The city is one of seven regions NATO forces turned over to Afghan security forces earlier this month as the United States and other countries begin drawing down their military presence, the Times said.

There has been a spike in the number of terror attacks on government and security officials in the regions where NATO troops withdrew, the Post said.

Almost all foreign troops are scheduled to leave Afghanistan by 2014, 13 years after the military push began to roust the Taliban from power.

John Marburger, Bush Science Adviser, Dies

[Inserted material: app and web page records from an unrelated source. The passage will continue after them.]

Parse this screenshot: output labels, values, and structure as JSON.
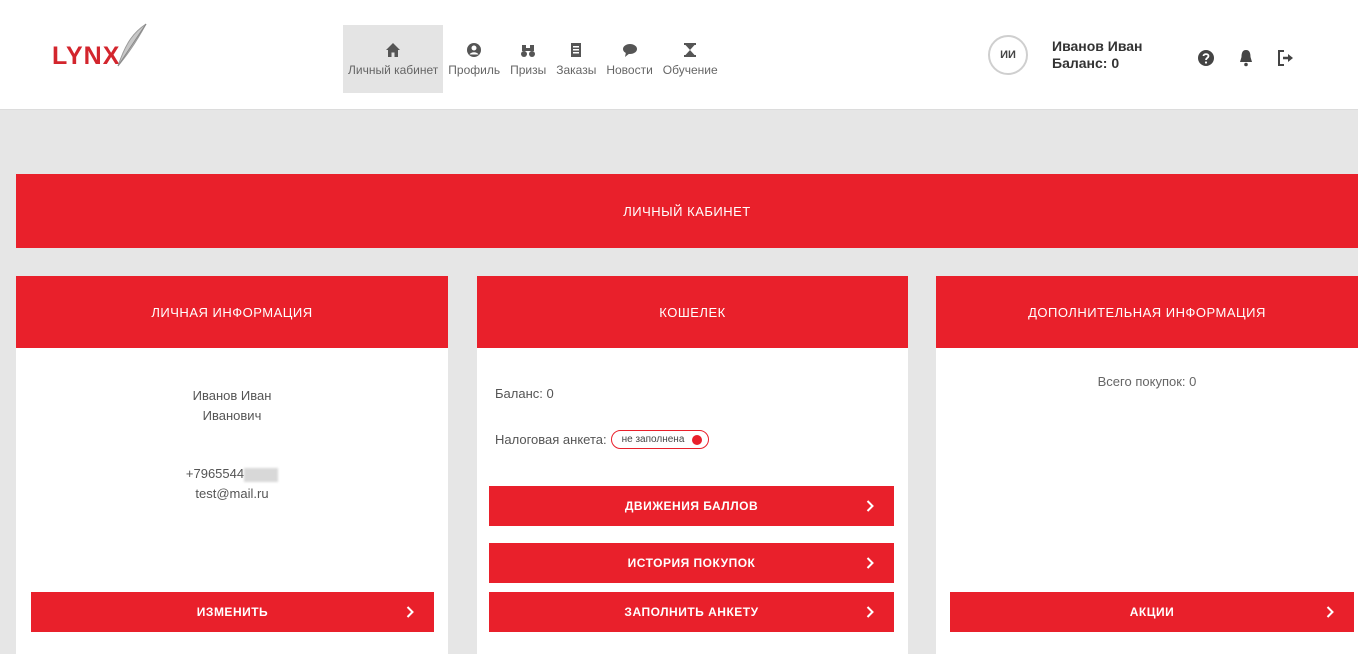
{
  "app": {
    "logo_text": "LYNX"
  },
  "nav": [
    {
      "label": "Личный кабинет",
      "icon": "home-icon",
      "active": true
    },
    {
      "label": "Профиль",
      "icon": "user-circle-icon"
    },
    {
      "label": "Призы",
      "icon": "binoculars-icon"
    },
    {
      "label": "Заказы",
      "icon": "document-icon"
    },
    {
      "label": "Новости",
      "icon": "chat-bubble-icon"
    },
    {
      "label": "Обучение",
      "icon": "hourglass-icon"
    }
  ],
  "user": {
    "initials": "ИИ",
    "name": "Иванов Иван",
    "balance_label": "Баланс: 0"
  },
  "header_icons": [
    "help-icon",
    "bell-icon",
    "logout-icon"
  ],
  "banner": {
    "title": "ЛИЧНЫЙ КАБИНЕТ"
  },
  "personal": {
    "title": "ЛИЧНАЯ ИНФОРМАЦИЯ",
    "name_line1": "Иванов Иван",
    "name_line2": "Иванович",
    "phone": "+7965544",
    "email": "test@mail.ru",
    "edit_button": "ИЗМЕНИТЬ"
  },
  "wallet": {
    "title": "КОШЕЛЕК",
    "balance_label": "Баланс:",
    "balance_value": "0",
    "tax_label": "Налоговая анкета:",
    "tax_status": "не заполнена",
    "buttons": [
      "ДВИЖЕНИЯ БАЛЛОВ",
      "ИСТОРИЯ ПОКУПОК",
      "ЗАПОЛНИТЬ АНКЕТУ"
    ]
  },
  "extra": {
    "title": "ДОПОЛНИТЕЛЬНАЯ ИНФОРМАЦИЯ",
    "purchases_line": "Всего покупок: 0",
    "promo_button": "АКЦИИ"
  },
  "colors": {
    "brand_red": "#e9202b",
    "logo_red": "#d3252d",
    "background": "#e6e6e6"
  }
}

PORT JEFFERSON, N.Y., July 31 (UPI) — John H. “Jack” Marburger, who served as chief science adviser to President George W. Bush, has died at his home in Port Jefferson, N.Y., officials said.

Marburger died Thursday of non-Hodgkin’s lymphoma, the Washington Post reported. He was 70.

Marburger served as Bush’s head science adviser for eight years and was roundly criticized by the scientific community, which said he sold out his scientific credentials to satisfy Bush’s political positions, the Post said.

Marburger — a prominent physicist — served as president of Stony Brook University in New York and as the head of a national laboratory before joining the Bush administration. He held the job of science adviser longer than anyone before him.

His early work for the Bush administration focused on ways to prevent and fight terrorist attacks.

After Bush took office in 2001, the administration pulled its support for the Kyoto Protocol, an international agreement to fight global warming. Bush also restricted the use of embryonic stem cells, saying they were derived from the destruction of human embryos.

As a result, more than 60 top scientists, including 20 Nobel laureates, published an open letter in February 2004 claiming the Bush administration “systematically” twisted or ignored key scientific findings. Four months later, 48 Nobel Prize winners sent a similar letter that singled out Marburger.

In that letter Harvard psychologist Howard Gardner called Marburger a prostitute.

“I actually feel very sorry for Marburger,” Gardner told National Public Radio, “because I think he probably is enough of a scientist to realize that he basically has become a prostitute.”

Marburger never flinched and never fought back, the Post said.

John Harmen Marburger III was born Feb. 8, 1941, in Staten Island, N.Y. He graduated from Princeton University in 1962, earned a doctorate in applied physics from Stanford University in 1967 and joined the faculty at the University of Southern California as a theoretical physicist.